Repeat every entry below exactly.

(SOURCE MATERIAL)

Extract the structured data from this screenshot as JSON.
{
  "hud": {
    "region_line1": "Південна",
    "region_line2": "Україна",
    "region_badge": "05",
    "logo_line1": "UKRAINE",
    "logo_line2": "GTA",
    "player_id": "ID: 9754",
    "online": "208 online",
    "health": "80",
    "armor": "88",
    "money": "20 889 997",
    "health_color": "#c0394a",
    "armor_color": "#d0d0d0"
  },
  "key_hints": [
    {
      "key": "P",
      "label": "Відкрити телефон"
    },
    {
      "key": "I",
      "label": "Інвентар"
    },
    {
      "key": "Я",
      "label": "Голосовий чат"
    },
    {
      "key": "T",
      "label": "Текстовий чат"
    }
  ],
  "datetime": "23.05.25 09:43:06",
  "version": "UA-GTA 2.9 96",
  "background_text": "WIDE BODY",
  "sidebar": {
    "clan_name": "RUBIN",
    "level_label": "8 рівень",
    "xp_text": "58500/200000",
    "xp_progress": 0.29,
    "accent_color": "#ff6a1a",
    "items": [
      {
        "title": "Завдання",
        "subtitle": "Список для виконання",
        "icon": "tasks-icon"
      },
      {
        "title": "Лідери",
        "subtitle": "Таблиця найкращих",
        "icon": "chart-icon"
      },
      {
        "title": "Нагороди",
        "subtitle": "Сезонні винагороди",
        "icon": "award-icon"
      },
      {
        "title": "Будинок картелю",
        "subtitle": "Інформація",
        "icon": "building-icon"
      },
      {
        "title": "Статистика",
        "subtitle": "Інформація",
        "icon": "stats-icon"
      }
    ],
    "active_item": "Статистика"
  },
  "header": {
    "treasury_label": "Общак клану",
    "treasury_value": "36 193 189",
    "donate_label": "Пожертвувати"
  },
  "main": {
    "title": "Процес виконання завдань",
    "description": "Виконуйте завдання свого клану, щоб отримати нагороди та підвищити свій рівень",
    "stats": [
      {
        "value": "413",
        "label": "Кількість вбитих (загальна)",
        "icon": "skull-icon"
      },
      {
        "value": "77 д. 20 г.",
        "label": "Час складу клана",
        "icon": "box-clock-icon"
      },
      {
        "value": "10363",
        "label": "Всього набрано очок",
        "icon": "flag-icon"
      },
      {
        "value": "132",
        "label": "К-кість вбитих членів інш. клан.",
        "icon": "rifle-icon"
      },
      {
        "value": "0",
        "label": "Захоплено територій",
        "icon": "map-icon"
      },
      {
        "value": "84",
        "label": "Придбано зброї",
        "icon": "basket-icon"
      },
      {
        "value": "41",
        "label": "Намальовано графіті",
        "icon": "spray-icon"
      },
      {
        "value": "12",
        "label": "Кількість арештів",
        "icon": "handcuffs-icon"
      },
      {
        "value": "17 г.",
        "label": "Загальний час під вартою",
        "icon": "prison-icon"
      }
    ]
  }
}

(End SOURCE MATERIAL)

§ **ANSWER TO THE EXERCISE**:
Extract the structured data from this screenshot as JSON.
{
  "hud": {
    "region_line1": "Південна",
    "region_line2": "Україна",
    "region_badge": "05",
    "logo_line1": "UKRAINE",
    "logo_line2": "GTA",
    "player_id": "ID: 9754",
    "online": "208 online",
    "health": "80",
    "armor": "88",
    "money": "20 889 997",
    "health_color": "#c0394a",
    "armor_color": "#d0d0d0"
  },
  "key_hints": [
    {
      "key": "P",
      "label": "Відкрити телефон"
    },
    {
      "key": "I",
      "label": "Інвентар"
    },
    {
      "key": "Я",
      "label": "Голосовий чат"
    },
    {
      "key": "T",
      "label": "Текстовий чат"
    }
  ],
  "datetime": "23.05.25 09:43:06",
  "version": "UA-GTA 2.9 96",
  "background_text": "WIDE BODY",
  "sidebar": {
    "clan_name": "RUBIN",
    "level_label": "8 рівень",
    "xp_text": "58500/200000",
    "xp_progress": 0.29,
    "accent_color": "#ff6a1a",
    "items": [
      {
        "title": "Завдання",
        "subtitle": "Список для виконання",
        "icon": "tasks-icon"
      },
      {
        "title": "Лідери",
        "subtitle": "Таблиця найкращих",
        "icon": "chart-icon"
      },
      {
        "title": "Нагороди",
        "subtitle": "Сезонні винагороди",
        "icon": "award-icon"
      },
      {
        "title": "Будинок картелю",
        "subtitle": "Інформація",
        "icon": "building-icon"
      },
      {
        "title": "Статистика",
        "subtitle": "Інформація",
        "icon": "stats-icon"
      }
    ],
    "active_item": "Статистика"
  },
  "header": {
    "treasury_label": "Общак клану",
    "treasury_value": "36 193 189",
    "donate_label": "Пожертвувати"
  },
  "main": {
    "title": "Процес виконання завдань",
    "description": "Виконуйте завдання свого клану, щоб отримати нагороди та підвищити свій рівень",
    "stats": [
      {
        "value": "413",
        "label": "Кількість вбитих (загальна)",
        "icon": "skull-icon"
      },
      {
        "value": "77 д. 20 г.",
        "label": "Час складу клана",
        "icon": "box-clock-icon"
      },
      {
        "value": "10363",
        "label": "Всього набрано очок",
        "icon": "flag-icon"
      },
      {
        "value": "132",
        "label": "К-кість вбитих членів інш. клан.",
        "icon": "rifle-icon"
      },
      {
        "value": "0",
        "label": "Захоплено територій",
        "icon": "map-icon"
      },
      {
        "value": "84",
        "label": "Придбано зброї",
        "icon": "basket-icon"
      },
      {
        "value": "41",
        "label": "Намальовано графіті",
        "icon": "spray-icon"
      },
      {
        "value": "12",
        "label": "Кількість арештів",
        "icon": "handcuffs-icon"
      },
      {
        "value": "17 г.",
        "label": "Загальний час під вартою",
        "icon": "prison-icon"
      }
    ]
  }
}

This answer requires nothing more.